I found the jelly fish both beautiful and repulsive at the same time. I took this photo from the docks where they were swimming by the thousands. The lighter colored variety ( faintly visible in at the upper right) were prettier and way more numerous than this red one.
Fantastic mountain backdrop to the harbor; even more stunning than Valdez.
This bald eagle was sitting on a power pole and started flying off just as I prepared to take a picture. Not a great shot due to the lighting, but I love the way it is posed mid-flight with its talons still extended.
The Exit Glacier off the Harding Ice Field, just a few miles outside of Seward. The seven hundred square mile Harding Ice Field is located withing the Kenai Fjords National Park. We enjoyed the half-mile hike up to the foot of the Glacier. As you can see, we finally got to experience some "real Alaskan weather". We came to Alaska expecting rain and clouds, and were well prepared with warm and rain-proof clothing. Three days of this was great, but I would sure hate to have to live through several weeks at a time of this kind of rain and overcast!
Karen at the foot of Exit Glacier.
Though most of the tour and charter boats were closed for the season, we did find one that was still up and running. We signed up for a half day tour of Resurrection Bay on the Orca Song.
The smile on my face is testimony to how much I enjoyed this tour.
Looks like Karen felt the same way about our boat trip!
Salt spry kicked up as we turned windward.
Bald Eagle flying over our boat.
The beautiful scenery of Resurrection Bay.
Steller Sea Lions. We also got a brief glimpse of some mountain goats up high on a wooded promontory. Couldn't get a half decent photo of the goats due to the rain, motion of the ocean, and distance, but it was still fun to watch them.
The Bear Glacier is a tidewater glacier from the Harding Ice Field. It ends in a glacial lagoon across a spit of land. The sheets of rain coming down are lit up by sunlight filtering through the cloud cover.

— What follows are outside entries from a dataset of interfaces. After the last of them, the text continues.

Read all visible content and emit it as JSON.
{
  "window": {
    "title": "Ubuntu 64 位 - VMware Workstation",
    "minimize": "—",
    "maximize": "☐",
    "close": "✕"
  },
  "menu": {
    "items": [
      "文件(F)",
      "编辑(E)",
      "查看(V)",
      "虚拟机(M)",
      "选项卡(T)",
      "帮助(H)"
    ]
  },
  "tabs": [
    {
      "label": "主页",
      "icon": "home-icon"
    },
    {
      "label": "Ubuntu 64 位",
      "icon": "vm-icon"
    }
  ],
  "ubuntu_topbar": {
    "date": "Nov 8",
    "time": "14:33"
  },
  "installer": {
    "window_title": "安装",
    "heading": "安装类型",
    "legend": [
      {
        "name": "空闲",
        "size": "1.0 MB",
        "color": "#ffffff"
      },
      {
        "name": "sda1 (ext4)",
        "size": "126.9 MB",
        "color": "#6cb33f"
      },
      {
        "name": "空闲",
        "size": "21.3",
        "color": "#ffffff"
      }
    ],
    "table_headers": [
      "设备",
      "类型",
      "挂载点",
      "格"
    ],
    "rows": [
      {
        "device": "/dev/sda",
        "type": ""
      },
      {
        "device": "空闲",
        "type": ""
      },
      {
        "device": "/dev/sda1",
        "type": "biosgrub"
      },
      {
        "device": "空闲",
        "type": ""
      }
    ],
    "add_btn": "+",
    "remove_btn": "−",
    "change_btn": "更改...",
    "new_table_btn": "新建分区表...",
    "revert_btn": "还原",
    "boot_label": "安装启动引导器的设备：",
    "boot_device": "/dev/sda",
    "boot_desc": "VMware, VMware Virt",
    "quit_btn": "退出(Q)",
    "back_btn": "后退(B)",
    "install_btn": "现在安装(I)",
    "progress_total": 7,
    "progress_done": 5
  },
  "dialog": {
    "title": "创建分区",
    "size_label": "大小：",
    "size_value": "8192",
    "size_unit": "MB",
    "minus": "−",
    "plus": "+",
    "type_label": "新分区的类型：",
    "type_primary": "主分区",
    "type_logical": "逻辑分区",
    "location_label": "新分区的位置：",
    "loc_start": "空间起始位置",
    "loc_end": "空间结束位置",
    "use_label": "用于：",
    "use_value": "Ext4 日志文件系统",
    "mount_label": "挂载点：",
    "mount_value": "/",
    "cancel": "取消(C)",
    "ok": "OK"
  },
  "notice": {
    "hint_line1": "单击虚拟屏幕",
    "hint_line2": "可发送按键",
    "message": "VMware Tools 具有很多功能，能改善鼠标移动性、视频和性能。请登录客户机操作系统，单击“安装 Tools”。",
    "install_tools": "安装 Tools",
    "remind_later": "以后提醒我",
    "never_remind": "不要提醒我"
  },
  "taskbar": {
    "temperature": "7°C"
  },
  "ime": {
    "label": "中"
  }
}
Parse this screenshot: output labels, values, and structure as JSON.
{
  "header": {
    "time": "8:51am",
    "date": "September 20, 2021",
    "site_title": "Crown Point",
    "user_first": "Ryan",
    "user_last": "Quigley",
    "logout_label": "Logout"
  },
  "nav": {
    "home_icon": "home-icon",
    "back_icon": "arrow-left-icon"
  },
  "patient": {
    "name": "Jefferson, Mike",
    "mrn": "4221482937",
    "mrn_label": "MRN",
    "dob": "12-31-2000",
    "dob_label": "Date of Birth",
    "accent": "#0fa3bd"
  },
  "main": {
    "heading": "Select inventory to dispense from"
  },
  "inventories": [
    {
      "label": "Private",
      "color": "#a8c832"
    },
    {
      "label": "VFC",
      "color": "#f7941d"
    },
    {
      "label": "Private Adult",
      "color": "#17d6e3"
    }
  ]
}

The beautiful Mrs. G enjoying the rain and salt spray.
Sign on our way back up the Kenai Peninsula towards Anchorage.